Because the vector from to is perpendicular to the line (Figure 3.23(b)), then we can compute the distance along the line from to as
Finally, the parametric offset along the line is the ratio of to the line’s length,
The computation of the value of is in turn slightly simplified from the fact that in the intersection coordinate system.
The parametric coordinate of the (presumed) closest point on the Bézier curve to the candidate intersection point is computed by linearly interpolating along the range of the segment. Given this value, the width of the curve at that point can be computed.
For Ribbon curves, the curve is not always oriented to face the ray. Rather, its orientation is interpolated between two surface normals given at each endpoint. Here, spherical linear interpolation is used to interpolate the normal at (recall Section 2.9.2). The curve’s width is then scaled by the cosine of the angle between the normalized ray direction and the ribbon’s orientation so that it reflects the visible width of the curve from the given direction.
To finally classify the potential intersection as a hit or miss, the Bézier curve must still be evaluated at using the EvalBezier() function. (Because the control points cp represent the curve segment currently under consideration, it’s important to use rather than in the function call, however, since is in the range .) The derivative of the curve at this point will be useful shortly, so it’s recorded now.
We’d like to test whether the distance from to this point on the curve pc is less than half the curve’s width. Because , we can equivalently test whether the distance from pc to the origin is less than half the width or, equivalently, whether the squared distance is less than one quarter the width squared. If this test passes, the last thing to check is if the intersection point is in the ray’s parametric range.
EvalBezier() computes the blossom to evaluate a point on a Bézier spline. It optionally also returns the derivative of the curve at the point.
If the earlier tests have all passed, we have found a valid intersection, and the coordinate of the intersection point can now be computed.
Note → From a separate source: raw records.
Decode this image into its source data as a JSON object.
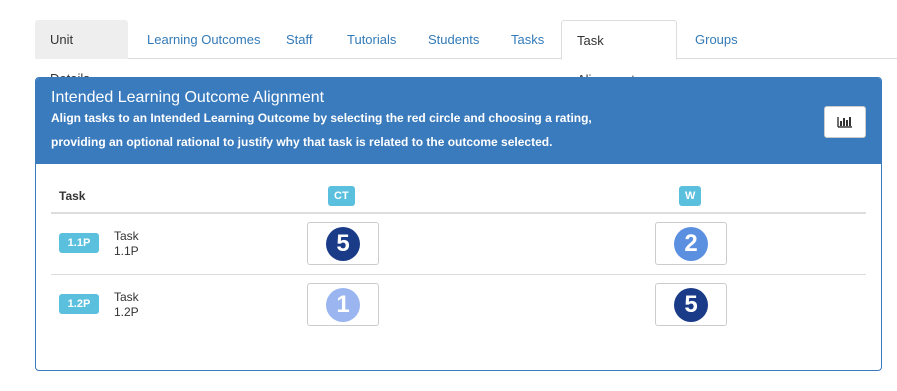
{
  "tabs": [
    {
      "label": "Unit Details"
    },
    {
      "label": "Learning Outcomes"
    },
    {
      "label": "Staff"
    },
    {
      "label": "Tutorials"
    },
    {
      "label": "Students"
    },
    {
      "label": "Tasks"
    },
    {
      "label": "Task Alignment"
    },
    {
      "label": "Groups"
    }
  ],
  "active_tab": "Task Alignment",
  "panel": {
    "title": "Intended Learning Outcome Alignment",
    "subtitle_line1": "Align tasks to an Intended Learning Outcome by selecting the red circle and choosing a rating,",
    "subtitle_line2": "providing an optional rational to justify why that task is related to the outcome selected.",
    "chart_button_icon": "bar-chart-icon"
  },
  "table": {
    "task_header": "Task",
    "outcomes": [
      {
        "label": "CT"
      },
      {
        "label": "W"
      }
    ],
    "rows": [
      {
        "badge": "1.1P",
        "name_line1": "Task",
        "name_line2": "1.1P",
        "ratings": [
          {
            "value": "5",
            "color": "#1a3b87"
          },
          {
            "value": "2",
            "color": "#5b8fe0"
          }
        ]
      },
      {
        "badge": "1.2P",
        "name_line1": "Task",
        "name_line2": "1.2P",
        "ratings": [
          {
            "value": "1",
            "color": "#9ab5ef"
          },
          {
            "value": "5",
            "color": "#1a3b87"
          }
        ]
      }
    ]
  },
  "colors": {
    "panel_header": "#3a7bbd",
    "badge": "#5bc0de",
    "link": "#337ab7"
  }
}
The curve’s coordinate ranges from 0 to 1, taking on the value at the center of the curve; here, we classify the intersection point, , with respect to an edge function going through the point on the curve pc and a point along its derivative to determine which side of the center the intersection point is on and in turn how to compute .
Finally, the partial derivatives are computed, and the SurfaceInteraction for the intersection can be initialized.
The partial derivative comes directly from the derivative of the underlying Bézier curve. The second partial derivative, , is computed in different ways based on the type of the curve. For ribbons, we have and the surface normal, and so must be the vector such that and has length equal to the curve’s width.
For flat and cylinder curves, we transform to the intersection coordinate system. For flat curves, we know that lies in the plane, is perpendicular to , and has length equal to hitWidth. We can find the 2D perpendicular vector using the same approach as was used earlier for the perpendicular curve segment boundary edges.
The vector for cylinder curves is rotated around the dpduPlane axis so that its appearance resembles a cylindrical cross-section.
The Curve::Area() method, not included here, first approximates the curve length by the length of its control hull. It then multiplies this length by the average curve width over its extent to approximate the overall surface area.